If one were asked to describe our experiences of hearing aid wearers, most would picture someone in their 70's or 80's or older and usually someone who has particularly noticeable hearing loss. Some of course would picture a child or young adult they know as, clearly, hearing loss is not solely an age related issue; thankfully, however, these cases are in the minority.
If we were asked to describe our experiences of reading glasses wearers, most would picture someone in their 50's or 60's perhaps - not the same age as hearing aid wearers. Why is that the case?
Mostly, this is because it is true - if a need for reading glasses is established it is normally something that is pretty quickly acted upon and whilst still perceived as a 'sign of ageing' it does not carry the same degree of ageing as a hearing aid might. This ageing label is self-fulfilling in a sense, 'I won't get hearing help because it will 'age' me more than glasses do' - therefore those that do eventually obtain some help are older and re-enforce the stereotype.
It is something I have raised before but one does wonder whether by missing out on conversation, replying inappropriately to a misheard question or withdrawing from social situations is more 'age' labelling than the issue of addressing it in the first instance.
In any event, the need for hearing aids as opposed to the process of obtaining one is as common as the need for reading glasses and affects broadly the same group of people. Yet the number of people seeking hearing aid help in comparison to visual help is tiny - driven almost entirely by the undesirable 'ageing' label they seem to attract.

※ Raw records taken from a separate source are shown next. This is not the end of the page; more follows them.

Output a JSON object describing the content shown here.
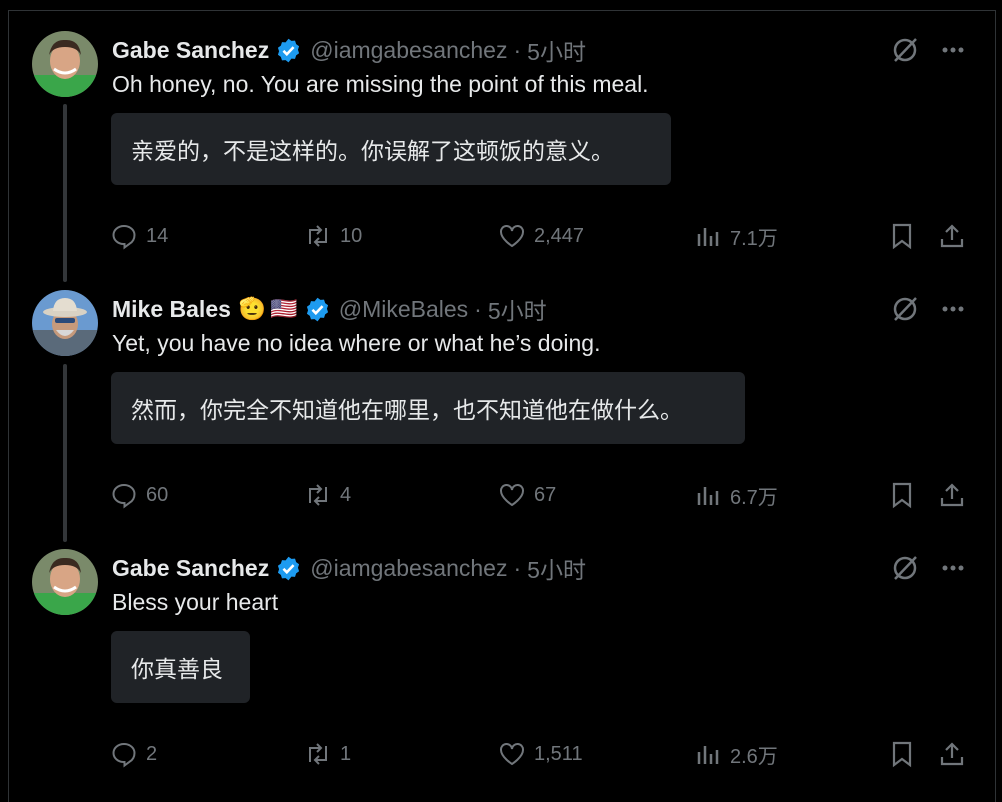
{
  "tweets": [
    {
      "name": "Gabe Sanchez",
      "handle": "@iamgabesanchez",
      "time": "5小时",
      "text": "Oh honey, no. You are missing the point of this meal.",
      "translation": "亲爱的，不是这样的。你误解了这顿饭的意义。",
      "replies": "14",
      "reposts": "10",
      "likes": "2,447",
      "views": "7.1万"
    },
    {
      "name": "Mike Bales",
      "handle": "@MikeBales",
      "time": "5小时",
      "emoji": [
        "🫡",
        "🇺🇸"
      ],
      "text": "Yet, you have no idea where or what he’s doing.",
      "translation": "然而，你完全不知道他在哪里，也不知道他在做什么。",
      "replies": "60",
      "reposts": "4",
      "likes": "67",
      "views": "6.7万"
    },
    {
      "name": "Gabe Sanchez",
      "handle": "@iamgabesanchez",
      "time": "5小时",
      "text": "Bless your heart",
      "translation": "你真善良",
      "replies": "2",
      "reposts": "1",
      "likes": "1,511",
      "views": "2.6万"
    }
  ],
  "separator": "·",
  "colors": {
    "background": "#000000",
    "text": "#e7e9ea",
    "muted": "#71767b",
    "verified": "#1d9bf0",
    "translation_bg": "#202327"
  }
}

So, when I am asked whether we have hearing aids for the elderly, of course my answer is yes, although I often back this up by saying that we also offer hearing aids for those that need them and most of them are not what one would typically define as 'elderly'.